**TASK REQUIREMENTS**: Every line of the entries below that includes "this" belongs in the answer, copied as written.

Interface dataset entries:
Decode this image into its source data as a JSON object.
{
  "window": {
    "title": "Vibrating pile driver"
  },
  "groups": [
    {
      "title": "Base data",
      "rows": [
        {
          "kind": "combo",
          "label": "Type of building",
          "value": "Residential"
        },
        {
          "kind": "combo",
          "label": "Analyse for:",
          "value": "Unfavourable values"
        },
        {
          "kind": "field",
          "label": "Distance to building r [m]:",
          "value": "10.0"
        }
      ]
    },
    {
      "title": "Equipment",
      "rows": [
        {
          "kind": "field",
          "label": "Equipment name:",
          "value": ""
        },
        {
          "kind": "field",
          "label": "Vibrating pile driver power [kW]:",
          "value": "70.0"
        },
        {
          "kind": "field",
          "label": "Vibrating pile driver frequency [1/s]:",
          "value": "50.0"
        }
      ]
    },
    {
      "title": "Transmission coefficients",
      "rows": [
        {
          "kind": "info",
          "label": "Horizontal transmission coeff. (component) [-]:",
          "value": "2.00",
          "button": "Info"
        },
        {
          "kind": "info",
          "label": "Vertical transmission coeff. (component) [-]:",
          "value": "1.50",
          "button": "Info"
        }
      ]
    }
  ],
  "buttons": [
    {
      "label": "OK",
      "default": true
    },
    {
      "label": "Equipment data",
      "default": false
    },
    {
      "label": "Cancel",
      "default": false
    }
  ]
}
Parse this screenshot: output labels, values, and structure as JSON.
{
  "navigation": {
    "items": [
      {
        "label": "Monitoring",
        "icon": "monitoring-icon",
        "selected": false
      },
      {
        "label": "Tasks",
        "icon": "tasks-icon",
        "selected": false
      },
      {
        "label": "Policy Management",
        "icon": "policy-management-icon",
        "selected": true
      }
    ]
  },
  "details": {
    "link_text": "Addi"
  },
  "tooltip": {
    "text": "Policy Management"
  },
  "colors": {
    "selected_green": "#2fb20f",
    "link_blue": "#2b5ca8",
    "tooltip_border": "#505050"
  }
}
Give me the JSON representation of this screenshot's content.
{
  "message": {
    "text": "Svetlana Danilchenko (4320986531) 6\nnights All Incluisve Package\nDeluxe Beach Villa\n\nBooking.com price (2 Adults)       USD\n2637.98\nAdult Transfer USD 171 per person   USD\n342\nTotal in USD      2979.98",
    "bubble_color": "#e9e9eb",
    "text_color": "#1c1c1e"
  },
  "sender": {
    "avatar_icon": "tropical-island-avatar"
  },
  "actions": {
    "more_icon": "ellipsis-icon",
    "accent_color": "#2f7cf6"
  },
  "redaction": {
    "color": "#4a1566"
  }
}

**RESPONSE AREA**:
Decode this image into its source data as a JSON object.
Parse this screenshot: output labels, values, and structure as JSON.
Give me the JSON representation of this screenshot's content.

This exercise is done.